1981 found Billy Joel not issuing a studio album, but instead reaching into his past for his first live recording. He gathered together a number of songs from his pre-Stranger days which had not received the public attention of his more popular work and presented them live with performances that played to thousands of fans in Madison Square Garden as well as intimate settings in front of a few hundred. I usually prefer live albums to present one concert with all the good and bad included but Songs In The Attic is an exception as each song forms a part of a cohesive whole. It was a brilliantly executed concept as many of the songs are superior to the studio recordings, essentially becoming the definitive renditions.
I consider two of the tracks among the best live performances that I have heard. “Miami 2017 (Seen The Lights Go Out On Broadway)” has an almost supersonic quality and contains one of the more powerful vocals of his career. The events of September 11, 2001 gave the song new meaning and it makes the original version from Turnstiles pale in comparison. “Captain Jack” is seven plus minutes of powerful and emotional rock ‘n’ roll.
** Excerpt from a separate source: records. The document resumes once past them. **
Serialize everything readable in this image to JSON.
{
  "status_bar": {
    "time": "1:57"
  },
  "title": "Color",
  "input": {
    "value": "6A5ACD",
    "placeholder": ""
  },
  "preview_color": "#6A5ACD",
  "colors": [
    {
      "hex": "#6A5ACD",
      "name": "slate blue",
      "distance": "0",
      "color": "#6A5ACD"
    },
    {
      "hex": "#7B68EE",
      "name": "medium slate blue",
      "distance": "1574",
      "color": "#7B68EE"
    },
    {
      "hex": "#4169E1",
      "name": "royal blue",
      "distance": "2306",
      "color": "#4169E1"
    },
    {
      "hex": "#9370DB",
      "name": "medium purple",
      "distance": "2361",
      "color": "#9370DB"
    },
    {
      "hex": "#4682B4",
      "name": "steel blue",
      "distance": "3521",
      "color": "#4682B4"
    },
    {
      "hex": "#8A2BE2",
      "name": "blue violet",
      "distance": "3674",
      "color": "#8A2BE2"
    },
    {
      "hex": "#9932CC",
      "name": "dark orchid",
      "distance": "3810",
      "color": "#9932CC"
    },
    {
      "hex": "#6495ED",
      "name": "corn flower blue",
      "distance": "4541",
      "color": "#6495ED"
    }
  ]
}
Piano to drums and guitar, it just builds to one crescendo after another. In the liner notes Joel advises to play it loud and I couldn’t agree more.
There are a number of tracks that are almost as good. The ballads, “She’s Got A Way,” which would become a hit single, and “You’re My Home,” are both beautiful in their simplicity. “Say Goodbye To Hollywood,” which would be another live hit from the album, just rocks along propelled by a strong vocal. The story song “The Ballad Of Billy The Kid” also receives a nice workout.
Songs In The Attic is one of the better live albums in my collection and compares favorably with his studio output. The production by Phil Ramone is flawless which is rare for a live release. Simply put it is highly recommended.Powered by Sidelines